Many people see design as a "decoration," but I disagree. Rather, I think design lies in removing the unnecessary things, think about what is most important, what is most necessary, leave those concepts, and to remove all the rest that are unnecessary.
It was close to perfection, and only needed some adjustment of the surfaces. I started to brainstorm ways to accentuate it without adding much. On the other hand, I heard that this was the first time Nippon Bearing worked with an outside designer, and thought they didn't need our services if Nippon Bearing thought of design as a "decoration".
Again, the EXRAIL itself didn't need much modification in its design, as it was already close to perfection. On the other hand, it was important that the EXRAIL's high performance was communicated through its design. The EXRAIL's performance highly exceeds that of other manufacturers' roller guides. This is due to its needle rollers, but the needle rollers are built in and can not be seen from the outside.
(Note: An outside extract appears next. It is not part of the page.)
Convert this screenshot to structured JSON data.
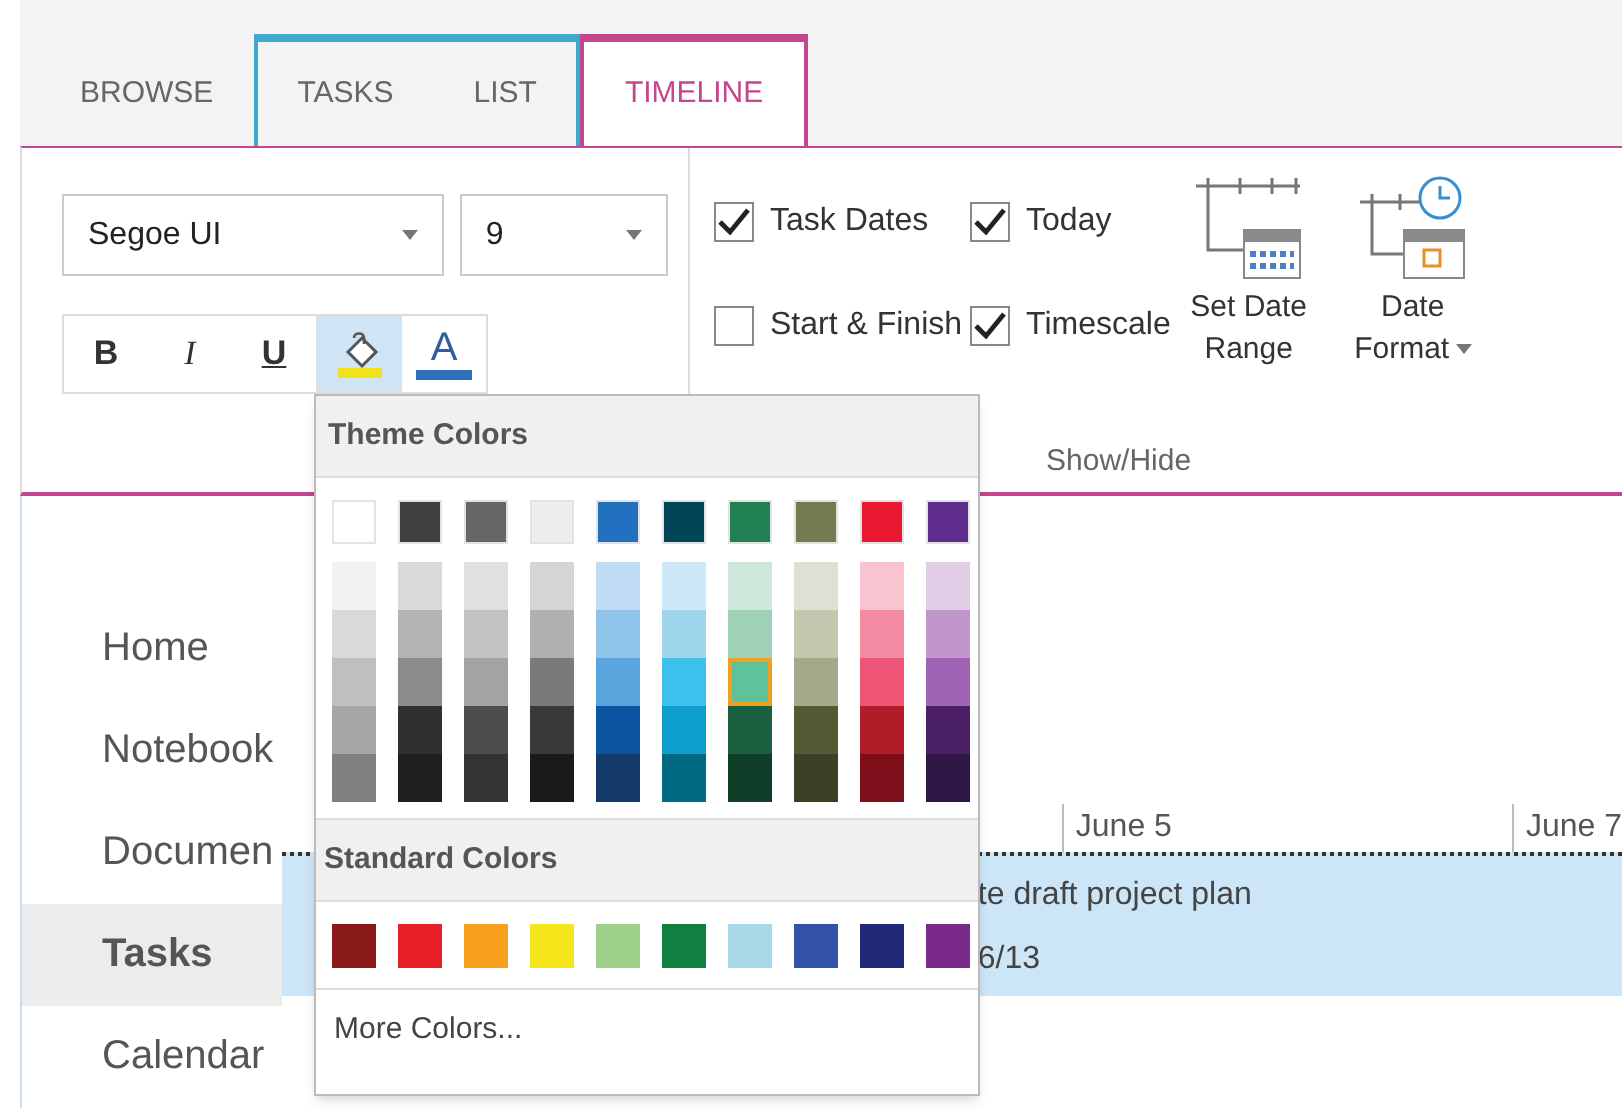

The challenge was to communicate this advantage, which is not easily seen, and how best to communicate Nippon Bearing's brand image through its design.
Nippon Bearing's corporate colors are orange, green, and blue. I used orange, a symbol of "vitality," for the color of the NB Brand Emblem so that it stands out from the black and silver components. The EXRAIL has an extremely high performance, yet one can not see this from the outside. I'm sure the engineers and staff at Nippon Bearing involved in the development of this product take great pride, and we wanted to express that feeling. The orange emblem symbolizes the pride of the makers and is also a "sign of quality," a promise of the value it provides. The orange emblem, a mark of its high quality, shows that both the maker and user can take pride in the EXRAIL.
I didn't want the design to interfere with the performance of the EXRAIL, and I imagined how the parts were structured inside, and suggested to insert the emblem in between parts instead of adding it on later. By doing so, the emblem will not fall out when the product is being used. The emblem is L shaped, easy to recognize and takes on a 3-dimensional shape when light reflects on it, and by adding it on both corners, I made it so the emblem is apparent from any angle. This is a product that the engineers spent many months and years to reach completion, so I felt it was my mission to finish it well.
The engineers easily understood what I wanted to do, and the communication process went smoothly. We didn't have a huge gap in our ideas of the final design of the product. There usually are differences in opinion that occur with new clients, but even if there are struggles during the design process, I want my clients to say that "we want to do our best and challenge ourselves".